the record global heat of 2016 and on into 2017, the world’s sea
ice has taken a merciless pounding.
the Northern Hemisphere, extreme warming of the polar region pushed
Arctic sea ice extents to record low daily ranges throughout the
winter, spring and fall of 2016. And even today, after many months of
daily record lows, sea ice in the Arctic remains more reduced (in
than it has ever been for this time of year.
the other side of the world, the story is much the same. For it now
appears that the ocean region around Antarctica is about to
experience an all-time record annual low
for sea ice:
Antarctic sea ice measure for
all years since 1978 shows a strong challenge to the previous record
low for extent set in 1997 [lower left hand corner of the graph].
With 2-4 weeks left in the melt season, the present measure is just
about 170,000 square kilometers above the 1997 record low during
Southern Hemisphere summer.)
warmth, though less intense than in the Arctic zone, did finally
begin to invade the austral polar region during Southern Hemisphere
spring and summer (2016-2017). And since mid October, sea ice

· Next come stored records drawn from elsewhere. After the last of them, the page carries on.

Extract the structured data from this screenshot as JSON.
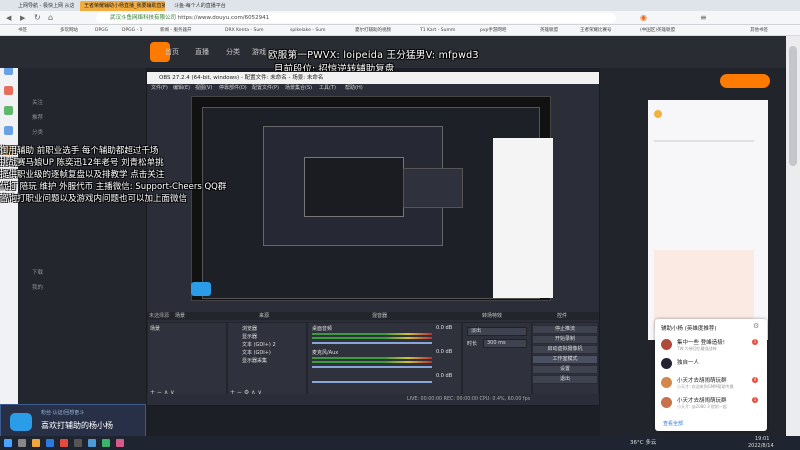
{
  "browser": {
    "tabs": [
      "上网导航 - 极快上网 从这里开始",
      "王者荣耀辅助小杨直播_我要辅助直播",
      "斗鱼-每个人的直播平台"
    ],
    "url": "https://www.douyu.com/6052941",
    "url_domain": "武汉斗鱼网络科技有限公司",
    "bookmarks": [
      "书签",
      "多玩网站",
      "DPGG",
      "DPGG - 1",
      "新闻 - 服务器开",
      "DRX Kenta - Sum",
      "spikelake - Sum",
      "夏尔打辅助的视频",
      "T1 Kart - Summ",
      "pvp手游网吧",
      "英雄联盟",
      "王者荣耀比赛号",
      "(中国区)英雄联盟",
      "其他书签"
    ]
  },
  "site": {
    "nav": [
      "首页",
      "直播",
      "分类",
      "游戏"
    ],
    "overlay_title": "欧服第一PWVX: loipeida  王分猛男V: mfpwd3",
    "overlay_sub": "目前段位: 招惊逆转辅助复盘"
  },
  "left_overlay_lines": [
    "御用辅助 前职业选手 每个辅助都超过千场",
    "挑战赛马娘UP 陈奕迅12年老号 刘青松单挑",
    "提供职业级的逐帧复盘以及排教学 点击关注",
    "代打 陪玩 维护 外服代币 主播微信: Support-Cheers  QQ群",
    "咨询打职业问题以及游戏内问题也可以加上面微信"
  ],
  "left_nav": [
    "关注",
    "推荐",
    "分类",
    "下载",
    "我的"
  ],
  "obs": {
    "title": "OBS 27.2.4 (64-bit, windows) - 配置文件: 未命名 - 场景: 未命名",
    "menu": [
      "文件(F)",
      "编辑(E)",
      "视图(V)",
      "停靠部件(D)",
      "配置文件(P)",
      "场景集合(S)",
      "工具(T)",
      "帮助(H)"
    ],
    "panel_headers": [
      "场景",
      "来源",
      "混音器",
      "转场特效",
      "控件"
    ],
    "scene": "场景",
    "scene_label": "未选择源",
    "sources": [
      "浏览器",
      "显示器",
      "文本 (GDI+) 2",
      "文本 (GDI+)",
      "显示器采集"
    ],
    "mixer": [
      "桌面音频",
      "麦克风/Aux"
    ],
    "mixer_db": [
      "0.0 dB",
      "0.0 dB",
      "0.0 dB"
    ],
    "transition": [
      "淡出",
      "时长",
      "300 ms"
    ],
    "controls": [
      "停止推流",
      "开始录制",
      "启动虚拟摄像机",
      "工作室模式",
      "设置",
      "退出"
    ],
    "status": "LIVE: 00:00:00   REC: 00:00:00   CPU: 0.4%, 60.00 fps"
  },
  "chat_popup": {
    "title": "辅助小杨 (英雄度推荐)",
    "items": [
      {
        "name": "集中一些 登峰造极!",
        "sub": "TW:大帝回忆最强战神",
        "badge": "1"
      },
      {
        "name": "独自一人",
        "sub": "",
        "badge": ""
      },
      {
        "name": "小天才去胡闹萌玩群",
        "sub": "小天才: 欢迎来到GMM帮助专属",
        "badge": "4"
      },
      {
        "name": "小天才去胡闹萌玩群",
        "sub": "小天才: @2080 3 提前一起",
        "badge": "1"
      }
    ],
    "footer": "查看全部"
  },
  "toast": {
    "line1": "粉丝·认证/回想奋斗",
    "line2": "喜欢打辅助的杨小杨"
  },
  "taskbar": {
    "weather": "36°C 多云",
    "time": "19:01",
    "date": "2022/8/14"
  }
}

surrounding Antarctica has remained in record low daily ranges (see
lower red line on the graph above). Wednesday, February 1st’s, JAXA
measure of 2.42 million square kilometers of sea ice extent remaining
is now just about 170,000 square kilometers above the previous record
low sea ice extent set during mid-to-late February of 1997.
building into Antarctica over the next two weeks may be the final
straw that tips the near ocean region into new all-time record lows
for sea ice extent. The above GFS model prediction for February 9th
Climate Reanalyzer shows
temperature anomalies predicted for Antarctica and the surrounding
regions. Red to orange is warmer than average, blue to purple is
colder than average.)
a result, over the next week, temperatures around Antarctica and in
the nearby region of the Southern Ocean are expected to average
between 1.2 and 1.8 C above the already warmer than normal 1979
through 2000 average. Meanwhile, parts of West Antarctica’s coastal
zone are expected to hit as high as 5-20 C above that average.
more warmth on the way, with measures already striking nearly half a
million square kilometers below previous daily record lows, and with
at least two weeks remaining in the melt season, it appears likely
that we are in for a new all-time record low for sea ice extent in
the ocean region surrounding Antarctica. If the new record does
occur, it will happen during a time when the Arctic is also
experiencing daily record lows for sea ice during Northern Hemisphere
winter and as the world is experiencing global temperatures in the
range of 1 to 1.2 degrees Celsius above 1880s averages.